“The day we visited, mothers were chatting comfortably on one of the benches while their children ran around happily exploring and playing games. The beauty of natural playgrounds is that they tap directly into children’s passions. In traditional playspaces constructed of metal and plastic, decisions about what to play are made by the designers. First you swing. Then you go down the slide. Too often, the result is competition, with kids arguing over who gets to do what, followed by frustration and tears. Conversely, in natural play areas, the child is boss. Imaginations are fired up as kids invent games with the available loose parts."― Scott D. Sampson
As an international studies major, I knew children from the African diaspora, and many cultures were left to their own devices in nature. Happily, playing, growing, learning. Still, the peer pressure of American playgrounds was real. But reading this book and similar resources put in motion my obsession with nature play-based learning. I was liberated from the weight of "adult-centered" play. I could lay out a blanket, set out delicious snacks, and allow my son tons of wander roam.
Transparent Moment: Many of my top-performing co-workers also had their children at home with them while they worked.

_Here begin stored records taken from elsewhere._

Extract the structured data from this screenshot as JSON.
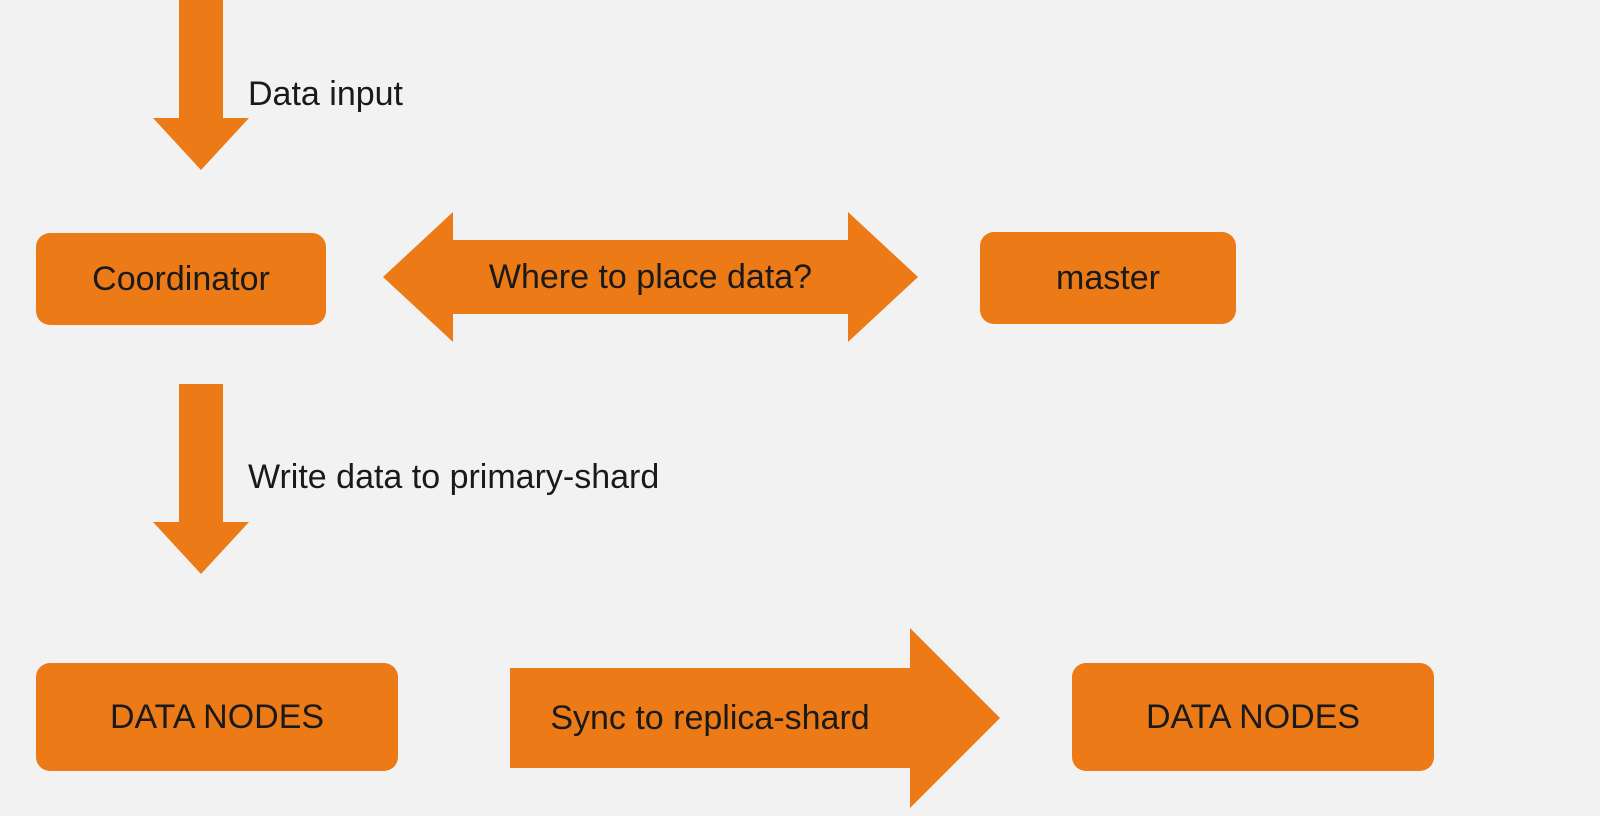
{
  "labels": {
    "data_input": "Data input",
    "write_primary": "Write data to primary-shard"
  },
  "nodes": {
    "coordinator": "Coordinator",
    "master": "master",
    "data_nodes_left": "DATA NODES",
    "data_nodes_right": "DATA NODES"
  },
  "arrows": {
    "where_to_place": "Where to place data?",
    "sync_replica": "Sync to replica-shard"
  },
  "colors": {
    "accent": "#ec7a16",
    "background": "#f2f2f2",
    "text": "#1a1a1a"
  }
}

We were able to form a tight-knit supportive community. Their direct manager was beyond supportive of their autonomous working schedules. That said, when he left - many of them also left. I'd be remiss not to remark on the power of management to either create an accepting space or one that is hostile towards working parents.
Many school districts are coming out with their plans for social distance learning. Many of those plans will have the majority, if not all, learning taking place within the home. I have my thoughts on this (and will be exploring later), and I completely understand the privilege of this entire conversation. But there is room for a conversation about allowing your child space to independently play (indoors and outdoors). Creating a rhythm where you work, unwind, have a cuppa tea, or have a conversation with friend while your children play in nature. You don't have to be a participant in the natural sense. The Forest School has been such a blessing in teaching me the power of child-led exploration.
Although, I am an advocate of removing distractions and being present with my children, as a working parent it's impossible to be present all the time.
"Be honest with yourself and your child if you can't be present in that moment. Let your child know another time that they can have your full attention." - Trina Greene Brown, Parenting for Liberation.
It's a paradigm shift going from two to three hours a weeknight with our children, where we are able to be present and engaged to transitioning to being together all day and trying to find the space to work and to create normalcy. That said, it's worth creating as much space as possible in your daily routine for your child to play independently without any interruptions or distractions.